Under Minnesota law, that triggers an automatic statewide recount. And that means our work isn't done quite yet. We are going to put staff in place in every county in Minnesota to ensure that every vote is properly counted. And we need you to help fund our effort.
PLEASE CLICK HERE TO RUSH AN EMERGENCY CONTRIBUTION TO OUR RECOUNT FUND!
Believe it or not, this race isn't over. And it looks like it will be decided by just a few votes. We need every resource we can muster to ensure that Minnesotans' voices are heard - and to make sure that every vote is properly counted.
So please rush your emergency contribution today. And stay tuned for updates.
Thank you for everything,
Al Franken for Senate
Posted at 9:38 PM on November 6, 2008
by Tom Scheck
The National Republican Senatorial Committee is also raising money for a recount. Here's the message sent by NRSC Chair John Ensign:
Thanks to your critical support our Senate firewall held up against a tidal wave of liberal attack ads and the Obama Get-Out-The-Vote machine.
But the fight goes on ... as three Senate races have yet to be decided:
Georgia's Senate race is headed for a December 2nd runoff.
Minnesota's Senate race (the race angry, liberal Al Franken is trying to win) is headed for a costly recount. Norm Coleman is leading, but Franken's lawyers are already crying foul.
Votes are still being counted in Alaska.
The liberals are mobilizing an army of lawyers in Minnesota and Alaska to try to steal these seats they could not win outright on Election Day. And MoveOn.org is sure to add to the $217,741 they raised to help elect a Barack Obama rubberstamp.
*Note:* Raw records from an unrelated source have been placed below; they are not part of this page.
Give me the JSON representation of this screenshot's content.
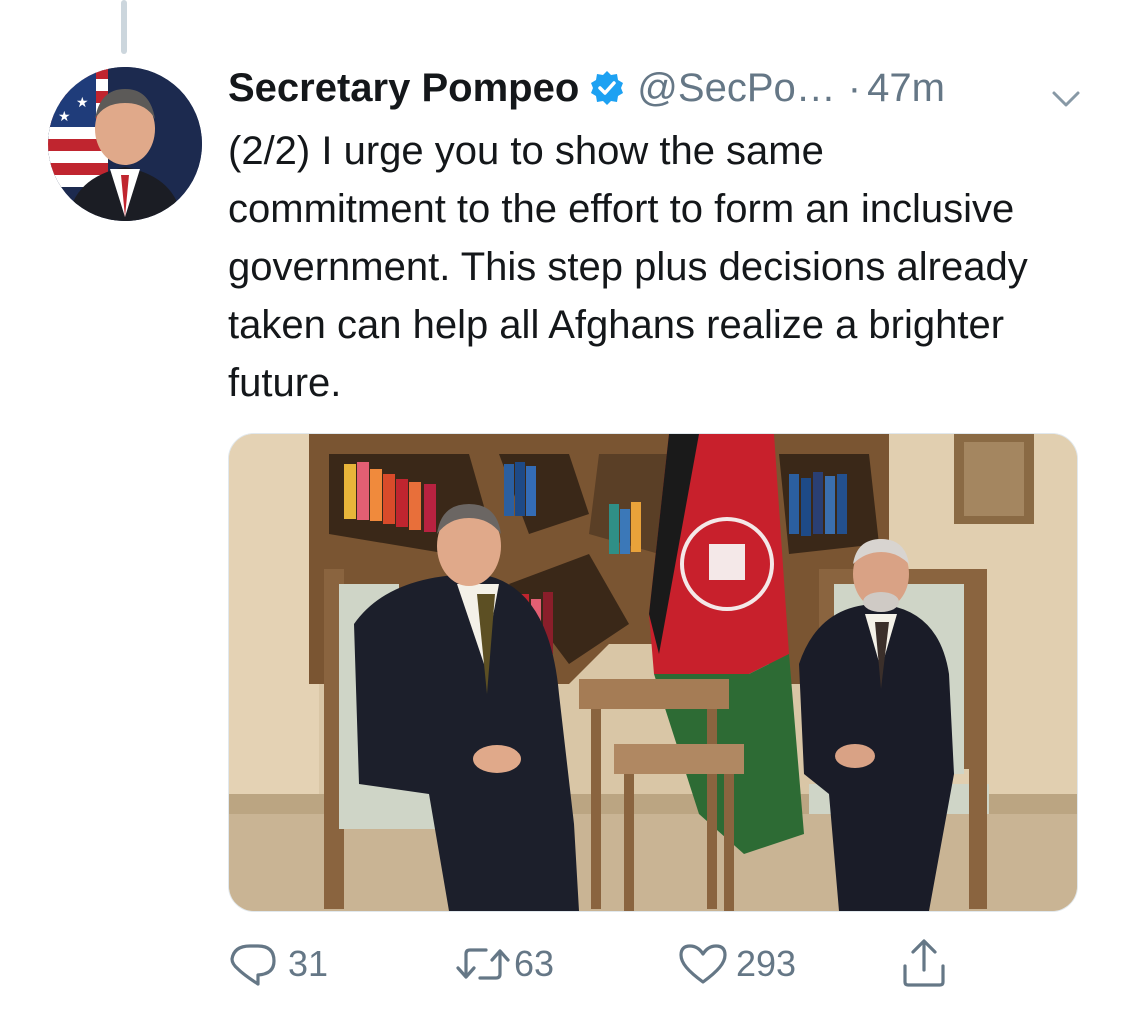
{
  "tweet": {
    "author_name": "Secretary Pompeo",
    "handle": "@SecPo…",
    "separator": "·",
    "time": "47m",
    "text": "(2/2) I urge you to show the same commitment to the effort to form an inclusive government. This step plus decisions already taken can help all Afghans realize a brighter future.",
    "verified": true
  },
  "icons": {
    "verified": "verified-badge-icon",
    "caret": "chevron-down-icon",
    "reply": "reply-icon",
    "retweet": "retweet-icon",
    "like": "heart-icon",
    "share": "share-icon"
  },
  "actions": {
    "reply_count": "31",
    "retweet_count": "63",
    "like_count": "293"
  },
  "colors": {
    "text": "#14171a",
    "secondary": "#657786",
    "verified": "#1da1f2",
    "divider": "#ccd6dd"
  }
}
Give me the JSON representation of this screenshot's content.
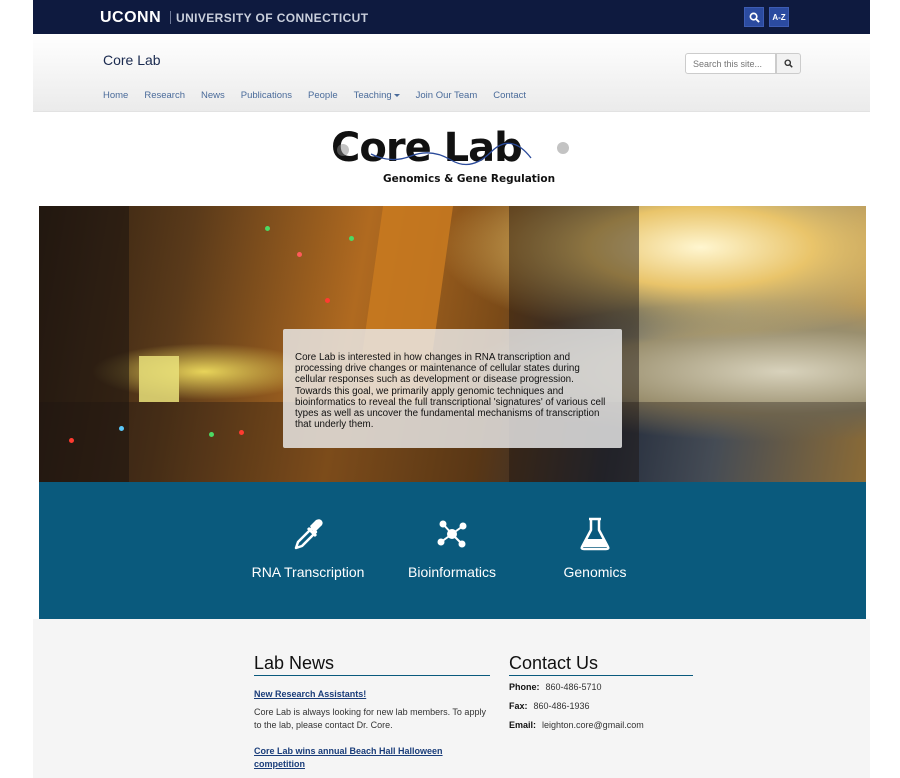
{
  "uconn_bar": {
    "logo": "UCONN",
    "university": "UNIVERSITY OF CONNECTICUT",
    "search_icon": "search-icon",
    "az_label": "A-Z"
  },
  "header": {
    "site_title": "Core Lab",
    "search_placeholder": "Search this site...",
    "nav": [
      "Home",
      "Research",
      "News",
      "Publications",
      "People",
      "Teaching",
      "Join Our Team",
      "Contact"
    ]
  },
  "logo": {
    "title": "Core Lab",
    "subtitle": "Genomics & Gene Regulation"
  },
  "hero": {
    "text": "Core Lab is interested in how changes in RNA transcription and processing drive changes or maintenance of cellular states during cellular responses such as development or disease progression. Towards this goal, we primarily apply genomic techniques and bioinformatics to reveal the full transcriptional 'signatures' of various cell types as well as uncover the fundamental mechanisms of transcription that underly them."
  },
  "features": [
    {
      "label": "RNA Transcription",
      "icon": "dropper-icon"
    },
    {
      "label": "Bioinformatics",
      "icon": "network-icon"
    },
    {
      "label": "Genomics",
      "icon": "flask-icon"
    }
  ],
  "lab_news": {
    "heading": "Lab News",
    "items": [
      {
        "title": "New Research Assistants!",
        "body": "Core Lab is always looking for new lab members. To apply to the lab, please contact Dr. Core."
      },
      {
        "title": "Core Lab wins annual Beach Hall Halloween competition",
        "body": ""
      }
    ]
  },
  "contact": {
    "heading": "Contact Us",
    "phone_label": "Phone:",
    "phone": "860-486-5710",
    "fax_label": "Fax:",
    "fax": "860-486-1936",
    "email_label": "Email:",
    "email": "leighton.core@gmail.com"
  },
  "colors": {
    "top_bar": "#0e1a3f",
    "band": "#0a5a7d",
    "link": "#1a3d7a"
  }
}
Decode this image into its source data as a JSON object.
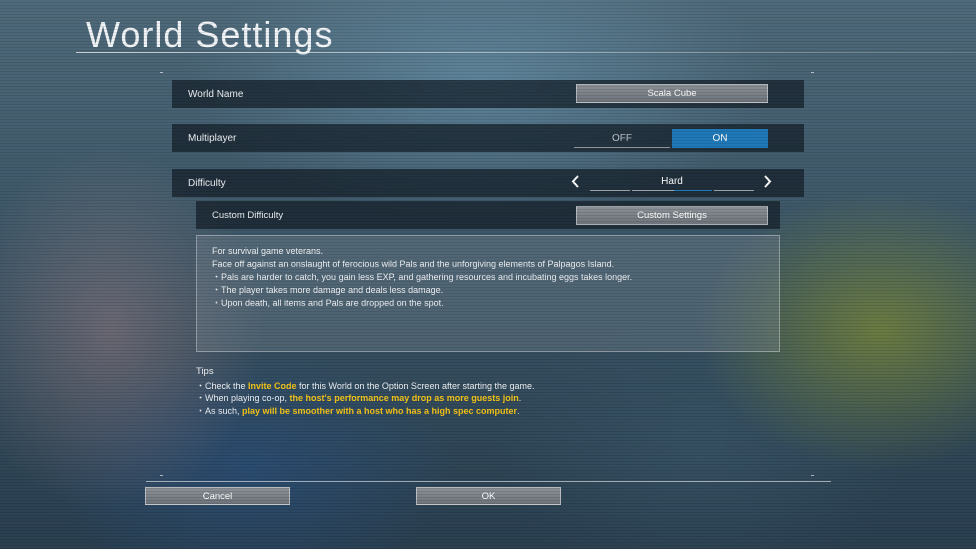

We need your help to save Republican Senate seats in Minnesota, Alaska and to pay for a costly runoff election in Georgia.